YOUR INSTRUCTIONS:
Could you repeat the records below exactly, without the pictures?

MATERIAL SHOWN:
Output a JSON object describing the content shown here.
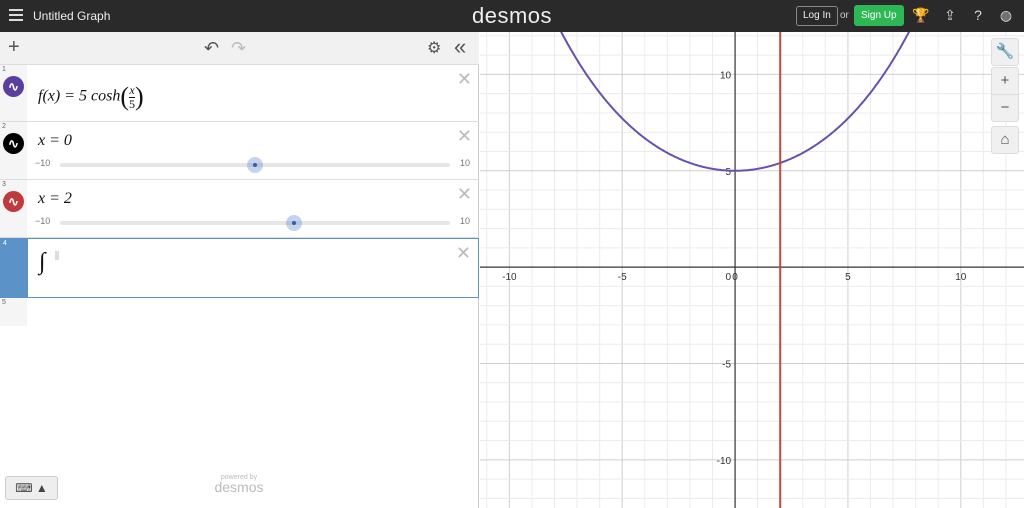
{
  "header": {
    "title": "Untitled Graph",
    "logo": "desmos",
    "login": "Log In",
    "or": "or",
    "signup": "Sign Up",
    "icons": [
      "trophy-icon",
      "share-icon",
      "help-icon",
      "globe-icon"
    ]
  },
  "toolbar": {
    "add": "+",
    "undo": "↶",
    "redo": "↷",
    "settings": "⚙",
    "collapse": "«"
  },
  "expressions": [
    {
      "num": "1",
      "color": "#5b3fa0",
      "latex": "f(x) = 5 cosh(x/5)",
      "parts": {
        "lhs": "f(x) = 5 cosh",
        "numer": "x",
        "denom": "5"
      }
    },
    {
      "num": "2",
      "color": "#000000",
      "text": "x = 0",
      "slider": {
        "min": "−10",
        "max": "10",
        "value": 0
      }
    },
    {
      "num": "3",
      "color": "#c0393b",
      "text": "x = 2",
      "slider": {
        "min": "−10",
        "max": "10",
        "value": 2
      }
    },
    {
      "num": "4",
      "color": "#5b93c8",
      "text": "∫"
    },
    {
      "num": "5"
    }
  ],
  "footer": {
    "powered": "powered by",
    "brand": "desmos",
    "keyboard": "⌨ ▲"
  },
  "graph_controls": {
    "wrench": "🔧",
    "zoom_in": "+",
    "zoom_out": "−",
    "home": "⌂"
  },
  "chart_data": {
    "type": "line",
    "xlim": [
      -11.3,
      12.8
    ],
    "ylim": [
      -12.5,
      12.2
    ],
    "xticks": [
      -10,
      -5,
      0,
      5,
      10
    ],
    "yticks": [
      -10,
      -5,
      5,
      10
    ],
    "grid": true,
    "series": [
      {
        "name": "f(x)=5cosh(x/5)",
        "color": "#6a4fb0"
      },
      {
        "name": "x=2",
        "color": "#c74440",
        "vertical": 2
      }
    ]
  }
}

REPLY:
Output a JSON object describing the content shown here.
{
  "header": {
    "title": "Untitled Graph",
    "logo": "desmos",
    "login": "Log In",
    "or": "or",
    "signup": "Sign Up",
    "icons": [
      "trophy-icon",
      "share-icon",
      "help-icon",
      "globe-icon"
    ]
  },
  "toolbar": {
    "add": "+",
    "undo": "↶",
    "redo": "↷",
    "settings": "⚙",
    "collapse": "«"
  },
  "expressions": [
    {
      "num": "1",
      "color": "#5b3fa0",
      "latex": "f(x) = 5 cosh(x/5)",
      "parts": {
        "lhs": "f(x) = 5 cosh",
        "numer": "x",
        "denom": "5"
      }
    },
    {
      "num": "2",
      "color": "#000000",
      "text": "x = 0",
      "slider": {
        "min": "−10",
        "max": "10",
        "value": 0
      }
    },
    {
      "num": "3",
      "color": "#c0393b",
      "text": "x = 2",
      "slider": {
        "min": "−10",
        "max": "10",
        "value": 2
      }
    },
    {
      "num": "4",
      "color": "#5b93c8",
      "text": "∫"
    },
    {
      "num": "5"
    }
  ],
  "footer": {
    "powered": "powered by",
    "brand": "desmos",
    "keyboard": "⌨ ▲"
  },
  "graph_controls": {
    "wrench": "🔧",
    "zoom_in": "+",
    "zoom_out": "−",
    "home": "⌂"
  },
  "chart_data": {
    "type": "line",
    "xlim": [
      -11.3,
      12.8
    ],
    "ylim": [
      -12.5,
      12.2
    ],
    "xticks": [
      -10,
      -5,
      0,
      5,
      10
    ],
    "yticks": [
      -10,
      -5,
      5,
      10
    ],
    "grid": true,
    "series": [
      {
        "name": "f(x)=5cosh(x/5)",
        "color": "#6a4fb0"
      },
      {
        "name": "x=2",
        "color": "#c74440",
        "vertical": 2
      }
    ]
  }
}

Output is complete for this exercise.